Sometimes I’m astonished by the deep wisdom I encounter when I read blogs written by people who have RA. Sometimes their words catch me with such suddenness that my jaw drops and I have to remember to breathe.
Lene Andersen is one of those bloggers. She’s the writer of the blog, The Seated View; her most recent guest-post at RA Central, “Staying Sane” is one of those jaw-droppers. In it, she writes about the pain and disability of rheumatoid arthritis: its capriciousness and relentlessness; its ability to stop us dead in the tracks of our lives; its effect on our emotions; and the terrible way it can send us to a dark place in our minds that makes our lives seem utterly worthless and worse, hopeless.
Yes, oh yes, I thought as I read the post.

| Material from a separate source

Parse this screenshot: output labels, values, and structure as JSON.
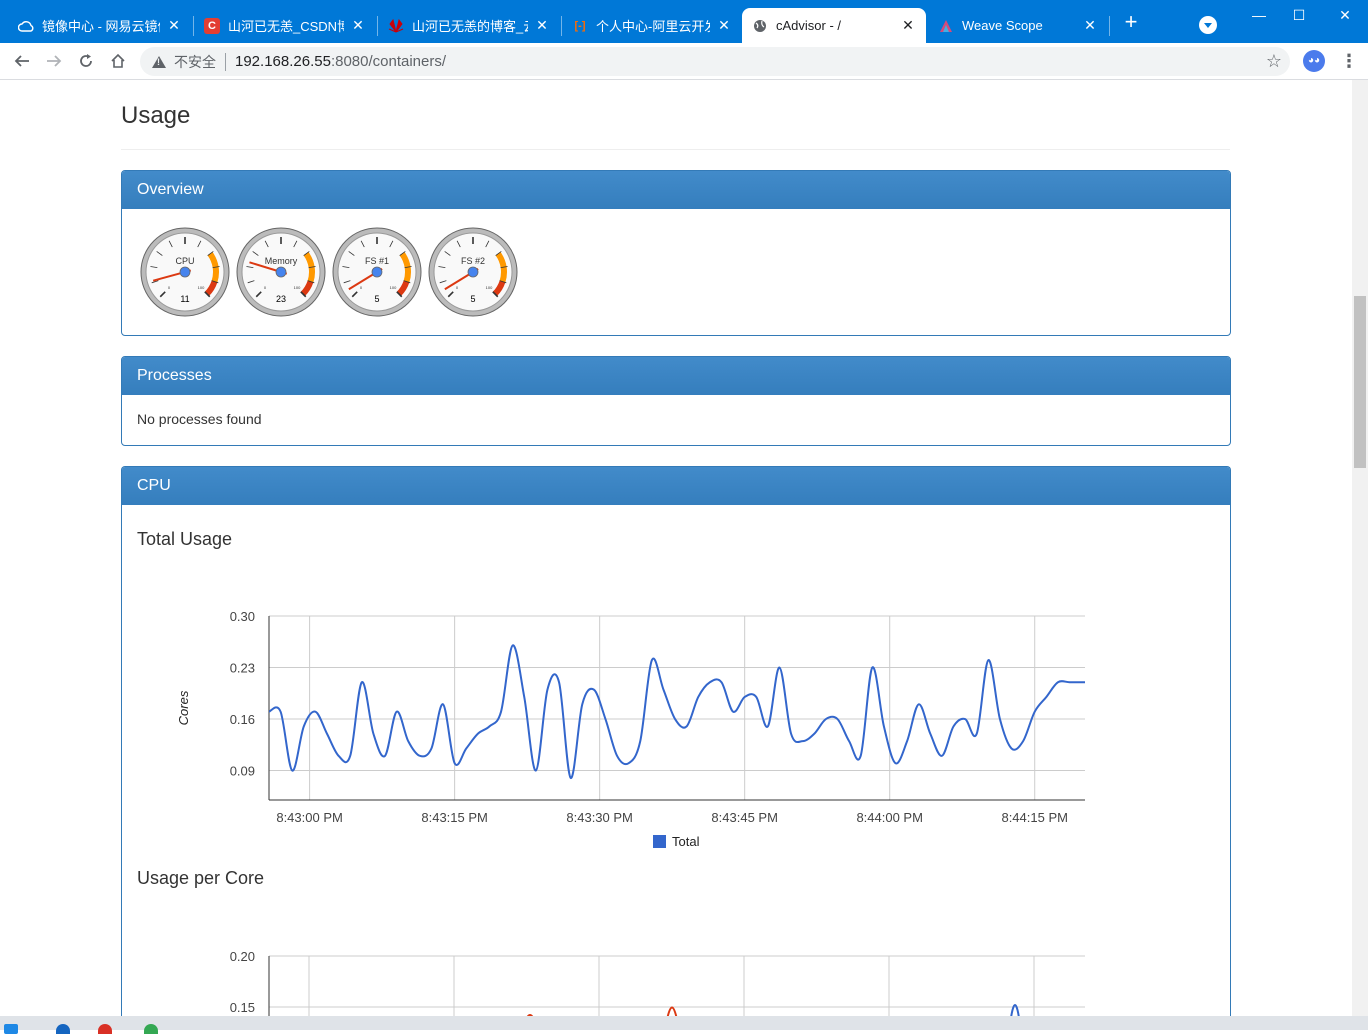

Lene’s RA is many fathoms worse than my own, but I know down to my toes of that which she writes. And like all of us, I live with the gnawing, low-grade fear that I, too, might one day be permanently disabled and sidelined by this disease. Lene writes:
“[T]his is what happens to you when you live in the equivalent of a disaster area, a situation where you never know if the sky is going to fall. The unpredictability of daily life with RA makes it really hard to look at the bright side of life.”
Amen, sister, I thought.
And then, without warning, she turns the course of the post around. Listen up: We absolutely must fight this RA-provoked descent into the dark.
“It sometimes takes a while, sometimes requires mental acrobatics worthy of a performer from Cirque du Soleil and every now and again, the grain of hope, of positive, of maybe that I find is logically ridiculous, a tortured Pollyanna moment, but that doesn’t matter. What matters is to find it, because it is that first step out, the first step to remembering that there is help out there, that you are not doomed, that you are not alone and that there is more than RA to your life.”
Amen, sister, again. I often feel like that tortured Pollyanna as I fight to put a positive spin on my RA. But the alternative is a terrible, tragic way to live.
Please take a few minutes and read Lene’s post at RA Central, and follow the links she embedded in the text, too. What she says there may give you the tools you need to get through this moment, this day, this month – this life – with joy instead of despair.
“RA doesn’t change who we are, it just changes how we do things,” writes Lene. And she is so right.
Yes, here I am, back again – and with almost the full use of my right hand restored. Talk about positive!
The hand surgeon was delighted, yesterday afternoon, with the way my dog bite wounds are healing. He felt that the new wrist pain I was experiencing was directly due to my RA and the fact that my hand had been splinted for several days, held stiff in one position. And indeed, I thought so, too. It did feel more like a flare than anything else. The good doc removed the splint and, after a close inspection, re-dressed the wounds in much lighter bandaging without it and told me to get busy moving my swollen fingers. I was, and am, delighted. And as you can see, I’m following my doctor’s orders.
Unfortunately, the results of the blood culture had not come back for some reason. He was puzzled, said he’d check into the situation, and that he’d get back to me as soon as he had some information. Though he didn’t say – he was noncommittal, as doctors can be when they aren’t sure – that my rapid healing means no blood infection, I am feeling very well. No fever. No malaise. And even the wrist flare, which was pretty nasty last night, is a mere shadow of itself this morning.
Instinct tells me that my blood is clean and healthy. Nevertheless, I’m hoping to have it confirmed today.
Now, I’m off for another soaking session. I don’t mind. It gives me a good excuse to stop everything and read Neil Gaiman’s “Anansi Boys” on my Kindle for 20 minutes. Complain? Not me.
*Jon Kabat-Zinn, founder of the Center for Mindfulness in Medicine, Health Care, and Society at the University of Massachusetts Medical School.